Darasa Investment Ltd has suffered a big blow following reshipment of its 40,000 metric tonnes Brazilian sugar that has been at the centre of a tax dispute with KRA after it failed quality tests.
The vessel carrying the sugar left the port of Mombasa Friday evening, heading back to the country of origin.
The reshipment was done after the sugar allegedly failed quality test conducted by Kenya Bureau of Standards (Kebs).
The firm had reached an out of court settlement with KRA but the release of sugar was still subject to further quality tests by Kebs and other agencies.
KRA Customs and Border Control acting Commissioner Kenneth Ochola confirmed the development, noting that return to point of origin had served to conclude the matter.
Earlier, a Multi-agency team from KRA, KPA (Kenya Ports Authority), Kenya Navy, National Intelligence Service and the Police Undertook a verification on board the Ship to ensure the Cargo had not been tampered with before it was approved for the re-shipment of the cargo.

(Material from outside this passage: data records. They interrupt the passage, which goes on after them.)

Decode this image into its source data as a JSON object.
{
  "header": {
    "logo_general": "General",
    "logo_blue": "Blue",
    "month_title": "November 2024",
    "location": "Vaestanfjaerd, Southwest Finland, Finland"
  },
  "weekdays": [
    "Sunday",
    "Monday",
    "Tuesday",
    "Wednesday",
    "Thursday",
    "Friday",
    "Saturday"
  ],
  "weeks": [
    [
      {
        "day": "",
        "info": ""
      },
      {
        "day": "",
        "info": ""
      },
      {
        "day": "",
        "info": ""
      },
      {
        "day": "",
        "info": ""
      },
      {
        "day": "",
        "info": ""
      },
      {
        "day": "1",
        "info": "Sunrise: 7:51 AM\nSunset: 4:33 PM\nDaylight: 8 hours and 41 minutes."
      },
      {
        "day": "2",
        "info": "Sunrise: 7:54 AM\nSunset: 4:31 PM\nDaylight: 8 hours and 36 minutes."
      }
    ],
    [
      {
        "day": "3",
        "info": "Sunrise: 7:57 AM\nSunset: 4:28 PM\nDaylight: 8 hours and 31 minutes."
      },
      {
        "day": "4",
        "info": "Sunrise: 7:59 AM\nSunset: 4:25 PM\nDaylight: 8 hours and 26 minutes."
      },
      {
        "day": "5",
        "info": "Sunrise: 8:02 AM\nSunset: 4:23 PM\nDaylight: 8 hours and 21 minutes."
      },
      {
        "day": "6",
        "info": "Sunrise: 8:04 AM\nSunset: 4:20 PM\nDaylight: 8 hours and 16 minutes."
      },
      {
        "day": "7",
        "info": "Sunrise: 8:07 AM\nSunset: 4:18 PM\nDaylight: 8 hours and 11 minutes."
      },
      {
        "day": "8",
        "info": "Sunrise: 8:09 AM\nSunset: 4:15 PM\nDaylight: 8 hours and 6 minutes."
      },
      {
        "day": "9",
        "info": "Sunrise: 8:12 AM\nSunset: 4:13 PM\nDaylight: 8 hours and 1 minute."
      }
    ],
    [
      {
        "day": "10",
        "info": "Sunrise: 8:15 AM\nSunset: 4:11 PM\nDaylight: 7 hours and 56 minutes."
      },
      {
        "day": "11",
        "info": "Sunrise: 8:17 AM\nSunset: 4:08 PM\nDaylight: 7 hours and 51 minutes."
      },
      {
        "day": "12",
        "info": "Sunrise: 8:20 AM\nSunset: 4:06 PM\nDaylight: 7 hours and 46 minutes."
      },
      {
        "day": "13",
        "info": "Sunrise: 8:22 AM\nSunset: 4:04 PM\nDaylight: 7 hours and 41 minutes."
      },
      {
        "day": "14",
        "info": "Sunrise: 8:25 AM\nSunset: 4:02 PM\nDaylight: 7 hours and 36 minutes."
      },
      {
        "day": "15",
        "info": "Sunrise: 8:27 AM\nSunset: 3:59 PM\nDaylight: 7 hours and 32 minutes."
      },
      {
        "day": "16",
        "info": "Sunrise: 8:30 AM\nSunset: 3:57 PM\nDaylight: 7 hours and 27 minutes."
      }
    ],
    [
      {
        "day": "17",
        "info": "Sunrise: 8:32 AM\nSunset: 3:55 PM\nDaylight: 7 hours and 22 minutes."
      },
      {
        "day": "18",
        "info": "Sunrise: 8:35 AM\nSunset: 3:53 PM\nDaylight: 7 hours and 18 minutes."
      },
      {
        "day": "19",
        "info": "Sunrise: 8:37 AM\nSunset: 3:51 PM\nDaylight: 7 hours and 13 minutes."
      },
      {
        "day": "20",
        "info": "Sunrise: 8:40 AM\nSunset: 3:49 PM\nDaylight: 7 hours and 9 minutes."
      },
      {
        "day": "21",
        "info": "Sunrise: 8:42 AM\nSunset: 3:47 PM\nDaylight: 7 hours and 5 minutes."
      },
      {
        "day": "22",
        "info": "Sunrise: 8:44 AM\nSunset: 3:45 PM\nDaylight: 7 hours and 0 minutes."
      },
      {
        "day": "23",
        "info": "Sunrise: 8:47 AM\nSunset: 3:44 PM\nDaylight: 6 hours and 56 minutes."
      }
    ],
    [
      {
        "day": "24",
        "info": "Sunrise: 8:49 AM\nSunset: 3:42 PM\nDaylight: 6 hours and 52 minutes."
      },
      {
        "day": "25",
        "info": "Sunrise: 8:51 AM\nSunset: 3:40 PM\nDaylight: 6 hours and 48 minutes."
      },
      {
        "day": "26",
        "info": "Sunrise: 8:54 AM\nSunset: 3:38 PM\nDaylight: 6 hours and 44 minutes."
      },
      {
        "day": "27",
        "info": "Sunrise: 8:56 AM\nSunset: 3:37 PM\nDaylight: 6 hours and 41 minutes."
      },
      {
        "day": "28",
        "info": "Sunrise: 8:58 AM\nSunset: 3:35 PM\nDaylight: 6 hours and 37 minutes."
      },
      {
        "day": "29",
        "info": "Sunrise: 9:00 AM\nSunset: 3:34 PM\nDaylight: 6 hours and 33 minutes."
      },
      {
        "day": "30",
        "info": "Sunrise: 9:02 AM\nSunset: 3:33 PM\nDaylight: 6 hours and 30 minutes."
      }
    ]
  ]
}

This is a big setback to Darasa which had in September settled out of court tax dispute with KRA. The firm had agreed to settle the Sh2.5 billion duty and VAT arrears.
The taxman had further indicated that the firm is required to settle a Sh547,846,969 in ninety (90) days if waiver of interest and penalties is not granted as per the East African Community Customs Management Act.
The tax was subject of a long running court battle, and Supreme Court in May stopped KRA from demanding the sh2.5 billion from the sugar importer.
Darasa Investment had contested the tax arguing that it brought it in during the tax waiver period granted last year and accused the taxman of discrimination.
But the entry of the sugar into the country was subject to further clearance from Kebs, Port Health, Agriculture & Food Authority and the Radiation Board.
In February, KRA lost the tax claim at the high court after Justice Eric Ogola ruled that Darasa Investment Ltd was entitled to be cleared duty-free by the taxman and termed the decision by KRA to levy duty on it as unlawful.
The Judge ruled that he was satisfied that the sugar was loaded at a port in Brazil between May 12 and August 31, the period covered by tax waiver period, destined to Mombasa port as per the conditions set in a Gazette Notice.
But the decision was overturned by Appeal court prompting Darasa to move to Supreme Court.
KRA says it resorted to resolving the dispute through Alternative Dispute Resolution (ADR) as provided for in Article 159 (2)(c) of the Constitution, noting that so far the move has raised Sh8.3 Billion from 181 companies.